*PROMPT*: All lines holding the word "accent" are to be copied from the records beneath.

(DATA FOR THIS EXERCISE begins)

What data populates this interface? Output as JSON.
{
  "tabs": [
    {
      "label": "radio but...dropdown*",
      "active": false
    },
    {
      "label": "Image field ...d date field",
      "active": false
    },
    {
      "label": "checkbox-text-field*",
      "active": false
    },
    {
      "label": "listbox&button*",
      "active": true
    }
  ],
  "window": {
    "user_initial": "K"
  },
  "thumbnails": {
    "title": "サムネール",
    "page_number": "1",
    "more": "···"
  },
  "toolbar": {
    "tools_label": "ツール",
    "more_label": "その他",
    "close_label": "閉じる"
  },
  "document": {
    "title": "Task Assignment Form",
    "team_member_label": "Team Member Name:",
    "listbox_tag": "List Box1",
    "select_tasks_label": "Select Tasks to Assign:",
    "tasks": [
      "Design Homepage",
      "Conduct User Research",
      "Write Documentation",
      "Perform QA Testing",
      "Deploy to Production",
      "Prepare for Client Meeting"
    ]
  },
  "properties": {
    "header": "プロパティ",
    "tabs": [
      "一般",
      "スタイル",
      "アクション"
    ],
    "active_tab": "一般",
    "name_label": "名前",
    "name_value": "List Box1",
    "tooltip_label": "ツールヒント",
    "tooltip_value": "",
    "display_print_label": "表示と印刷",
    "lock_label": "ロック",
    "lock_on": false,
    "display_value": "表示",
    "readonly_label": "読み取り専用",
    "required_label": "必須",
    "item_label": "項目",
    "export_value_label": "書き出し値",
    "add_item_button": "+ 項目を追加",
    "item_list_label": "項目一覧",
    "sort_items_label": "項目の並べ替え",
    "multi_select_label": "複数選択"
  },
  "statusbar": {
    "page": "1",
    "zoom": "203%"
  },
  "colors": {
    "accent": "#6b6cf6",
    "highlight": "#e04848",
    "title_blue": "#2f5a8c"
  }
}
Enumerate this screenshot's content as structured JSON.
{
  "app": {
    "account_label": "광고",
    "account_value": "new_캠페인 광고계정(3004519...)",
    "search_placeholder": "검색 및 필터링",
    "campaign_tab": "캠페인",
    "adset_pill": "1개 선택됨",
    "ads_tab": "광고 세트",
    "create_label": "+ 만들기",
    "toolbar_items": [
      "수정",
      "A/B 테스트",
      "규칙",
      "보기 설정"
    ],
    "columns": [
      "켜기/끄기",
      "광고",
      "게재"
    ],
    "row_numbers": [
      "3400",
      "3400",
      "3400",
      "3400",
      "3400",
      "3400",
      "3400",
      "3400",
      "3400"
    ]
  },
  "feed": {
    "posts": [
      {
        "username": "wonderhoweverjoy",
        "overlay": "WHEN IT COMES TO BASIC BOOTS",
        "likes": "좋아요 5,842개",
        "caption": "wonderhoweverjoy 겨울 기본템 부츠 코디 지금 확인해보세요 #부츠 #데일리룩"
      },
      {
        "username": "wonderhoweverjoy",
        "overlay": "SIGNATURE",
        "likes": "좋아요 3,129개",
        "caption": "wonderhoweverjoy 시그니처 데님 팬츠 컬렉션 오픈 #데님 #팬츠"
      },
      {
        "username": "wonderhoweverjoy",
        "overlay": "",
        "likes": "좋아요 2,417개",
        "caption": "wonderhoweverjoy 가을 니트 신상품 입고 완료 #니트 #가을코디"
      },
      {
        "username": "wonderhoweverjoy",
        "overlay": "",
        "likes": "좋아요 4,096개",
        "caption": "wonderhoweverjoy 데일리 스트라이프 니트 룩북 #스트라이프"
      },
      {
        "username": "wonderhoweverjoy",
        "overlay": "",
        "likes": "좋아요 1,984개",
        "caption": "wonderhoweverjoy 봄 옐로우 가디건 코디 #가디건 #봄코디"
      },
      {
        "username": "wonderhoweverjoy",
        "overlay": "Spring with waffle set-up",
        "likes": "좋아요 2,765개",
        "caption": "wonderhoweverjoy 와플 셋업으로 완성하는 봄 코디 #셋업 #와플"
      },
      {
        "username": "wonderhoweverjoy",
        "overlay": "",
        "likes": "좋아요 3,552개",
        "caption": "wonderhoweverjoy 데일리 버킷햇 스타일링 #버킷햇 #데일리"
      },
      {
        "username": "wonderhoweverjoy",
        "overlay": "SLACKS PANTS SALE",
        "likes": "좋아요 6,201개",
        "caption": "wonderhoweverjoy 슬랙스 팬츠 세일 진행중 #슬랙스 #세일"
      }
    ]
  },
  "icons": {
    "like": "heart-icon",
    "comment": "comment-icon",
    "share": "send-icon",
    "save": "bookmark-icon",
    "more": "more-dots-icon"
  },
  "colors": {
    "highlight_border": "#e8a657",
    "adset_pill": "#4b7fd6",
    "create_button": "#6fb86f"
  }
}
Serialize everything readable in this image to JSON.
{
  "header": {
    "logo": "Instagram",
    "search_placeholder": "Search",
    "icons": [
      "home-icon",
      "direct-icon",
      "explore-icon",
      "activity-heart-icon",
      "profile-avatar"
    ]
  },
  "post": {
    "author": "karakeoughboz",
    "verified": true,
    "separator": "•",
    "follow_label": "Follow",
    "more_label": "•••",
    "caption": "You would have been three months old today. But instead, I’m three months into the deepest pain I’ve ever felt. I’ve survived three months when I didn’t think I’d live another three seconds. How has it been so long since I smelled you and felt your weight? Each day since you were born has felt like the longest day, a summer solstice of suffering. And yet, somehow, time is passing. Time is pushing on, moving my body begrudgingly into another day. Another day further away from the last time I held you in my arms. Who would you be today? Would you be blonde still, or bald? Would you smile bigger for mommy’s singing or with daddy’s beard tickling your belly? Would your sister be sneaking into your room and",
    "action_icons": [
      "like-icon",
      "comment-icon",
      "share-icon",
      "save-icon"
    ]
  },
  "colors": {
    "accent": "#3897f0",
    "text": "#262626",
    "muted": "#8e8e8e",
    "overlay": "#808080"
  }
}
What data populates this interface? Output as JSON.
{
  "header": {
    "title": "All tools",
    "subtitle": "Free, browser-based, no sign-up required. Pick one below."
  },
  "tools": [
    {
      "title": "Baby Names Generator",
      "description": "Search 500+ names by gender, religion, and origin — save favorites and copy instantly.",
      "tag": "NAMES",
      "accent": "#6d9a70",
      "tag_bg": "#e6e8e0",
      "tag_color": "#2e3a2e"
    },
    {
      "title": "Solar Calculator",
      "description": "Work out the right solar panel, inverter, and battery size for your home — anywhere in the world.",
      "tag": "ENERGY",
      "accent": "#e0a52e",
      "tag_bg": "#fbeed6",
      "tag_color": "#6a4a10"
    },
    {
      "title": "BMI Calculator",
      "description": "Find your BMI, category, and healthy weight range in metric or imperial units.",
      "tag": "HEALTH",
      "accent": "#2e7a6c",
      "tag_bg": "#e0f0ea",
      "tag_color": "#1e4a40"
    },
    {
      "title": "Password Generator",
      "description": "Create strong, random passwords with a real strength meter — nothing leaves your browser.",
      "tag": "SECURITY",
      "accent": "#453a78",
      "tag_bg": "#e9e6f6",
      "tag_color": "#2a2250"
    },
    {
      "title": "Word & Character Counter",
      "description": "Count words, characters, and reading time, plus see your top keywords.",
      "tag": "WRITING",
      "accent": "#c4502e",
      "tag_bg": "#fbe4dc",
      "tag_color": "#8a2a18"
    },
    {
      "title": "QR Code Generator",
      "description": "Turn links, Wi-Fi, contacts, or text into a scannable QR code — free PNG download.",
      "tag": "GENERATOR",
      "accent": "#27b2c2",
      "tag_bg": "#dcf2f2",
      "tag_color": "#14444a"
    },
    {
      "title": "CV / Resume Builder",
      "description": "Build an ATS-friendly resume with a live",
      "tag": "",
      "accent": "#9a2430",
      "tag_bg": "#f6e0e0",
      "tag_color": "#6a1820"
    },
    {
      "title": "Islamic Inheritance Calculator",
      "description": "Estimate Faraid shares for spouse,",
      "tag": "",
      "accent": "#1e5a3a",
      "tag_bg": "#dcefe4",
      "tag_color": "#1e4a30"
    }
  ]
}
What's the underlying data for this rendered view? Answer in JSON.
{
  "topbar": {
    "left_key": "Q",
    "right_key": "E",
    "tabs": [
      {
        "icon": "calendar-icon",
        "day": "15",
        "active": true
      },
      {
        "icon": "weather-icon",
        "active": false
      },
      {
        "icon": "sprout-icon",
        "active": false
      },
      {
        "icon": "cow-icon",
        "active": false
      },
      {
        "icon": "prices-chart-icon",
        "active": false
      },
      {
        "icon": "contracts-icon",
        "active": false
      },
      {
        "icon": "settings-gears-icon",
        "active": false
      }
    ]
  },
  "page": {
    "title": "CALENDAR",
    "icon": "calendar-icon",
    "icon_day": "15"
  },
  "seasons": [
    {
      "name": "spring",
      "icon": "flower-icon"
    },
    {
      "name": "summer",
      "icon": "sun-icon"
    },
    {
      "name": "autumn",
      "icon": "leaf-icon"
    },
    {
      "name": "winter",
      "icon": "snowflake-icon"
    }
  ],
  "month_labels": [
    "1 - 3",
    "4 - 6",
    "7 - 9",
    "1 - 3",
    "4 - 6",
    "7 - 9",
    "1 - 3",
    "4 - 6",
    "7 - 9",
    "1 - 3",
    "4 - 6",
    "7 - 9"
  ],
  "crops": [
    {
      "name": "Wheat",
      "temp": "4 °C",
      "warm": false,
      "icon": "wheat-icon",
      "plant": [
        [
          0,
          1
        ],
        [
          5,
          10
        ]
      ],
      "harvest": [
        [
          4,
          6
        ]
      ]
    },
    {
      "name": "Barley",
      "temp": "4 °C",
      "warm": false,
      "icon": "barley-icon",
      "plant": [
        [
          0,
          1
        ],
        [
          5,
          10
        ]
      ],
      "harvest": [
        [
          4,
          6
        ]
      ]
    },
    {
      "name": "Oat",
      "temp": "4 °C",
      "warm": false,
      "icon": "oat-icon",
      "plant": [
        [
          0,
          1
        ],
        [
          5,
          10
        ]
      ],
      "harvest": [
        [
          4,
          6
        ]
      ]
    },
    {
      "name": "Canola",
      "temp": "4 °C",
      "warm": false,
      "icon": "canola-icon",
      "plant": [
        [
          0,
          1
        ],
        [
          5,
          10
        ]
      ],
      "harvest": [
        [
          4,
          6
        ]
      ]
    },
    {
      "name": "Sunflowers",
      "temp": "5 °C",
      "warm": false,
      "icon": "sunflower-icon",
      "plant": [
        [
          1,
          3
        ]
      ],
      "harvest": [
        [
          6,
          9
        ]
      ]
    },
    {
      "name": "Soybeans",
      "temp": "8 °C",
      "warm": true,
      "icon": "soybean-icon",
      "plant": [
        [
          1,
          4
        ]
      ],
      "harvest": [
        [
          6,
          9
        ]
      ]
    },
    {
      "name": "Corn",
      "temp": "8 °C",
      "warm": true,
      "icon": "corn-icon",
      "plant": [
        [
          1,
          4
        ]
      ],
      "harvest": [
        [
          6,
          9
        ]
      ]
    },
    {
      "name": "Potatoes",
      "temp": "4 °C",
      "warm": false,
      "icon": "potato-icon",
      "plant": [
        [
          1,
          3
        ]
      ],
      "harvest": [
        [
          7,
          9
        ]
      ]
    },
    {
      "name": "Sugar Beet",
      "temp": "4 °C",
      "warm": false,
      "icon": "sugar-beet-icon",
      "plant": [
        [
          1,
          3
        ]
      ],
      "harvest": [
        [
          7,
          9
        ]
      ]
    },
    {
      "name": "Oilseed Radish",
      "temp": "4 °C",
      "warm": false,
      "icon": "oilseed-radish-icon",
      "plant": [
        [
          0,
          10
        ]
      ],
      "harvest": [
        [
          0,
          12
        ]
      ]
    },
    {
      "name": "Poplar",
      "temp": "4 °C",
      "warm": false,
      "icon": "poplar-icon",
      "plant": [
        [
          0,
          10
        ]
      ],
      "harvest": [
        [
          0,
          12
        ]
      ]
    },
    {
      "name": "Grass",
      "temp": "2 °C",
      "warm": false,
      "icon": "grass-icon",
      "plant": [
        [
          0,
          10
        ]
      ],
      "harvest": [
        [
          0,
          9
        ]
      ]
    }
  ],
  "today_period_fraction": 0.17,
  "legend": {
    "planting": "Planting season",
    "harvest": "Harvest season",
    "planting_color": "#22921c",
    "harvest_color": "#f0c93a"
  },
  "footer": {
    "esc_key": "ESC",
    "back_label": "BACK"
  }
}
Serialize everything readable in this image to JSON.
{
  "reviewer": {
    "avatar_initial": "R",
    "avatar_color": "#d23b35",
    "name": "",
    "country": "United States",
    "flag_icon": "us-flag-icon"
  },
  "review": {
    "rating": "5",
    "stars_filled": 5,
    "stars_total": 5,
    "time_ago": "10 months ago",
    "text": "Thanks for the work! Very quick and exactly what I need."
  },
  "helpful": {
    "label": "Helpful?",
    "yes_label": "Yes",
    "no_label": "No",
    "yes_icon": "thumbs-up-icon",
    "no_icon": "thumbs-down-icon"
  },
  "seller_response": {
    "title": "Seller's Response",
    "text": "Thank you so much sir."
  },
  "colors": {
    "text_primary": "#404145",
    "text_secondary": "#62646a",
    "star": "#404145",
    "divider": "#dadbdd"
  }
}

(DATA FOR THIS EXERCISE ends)

*EXERCISE ANSWER*:
    "accent": "#6b6cf6",
    "accent": "#3897f0",
      "accent": "#6d9a70",
      "accent": "#e0a52e",
      "accent": "#2e7a6c",
      "accent": "#453a78",
      "accent": "#c4502e",
      "accent": "#27b2c2",
      "accent": "#9a2430",
      "accent": "#1e5a3a",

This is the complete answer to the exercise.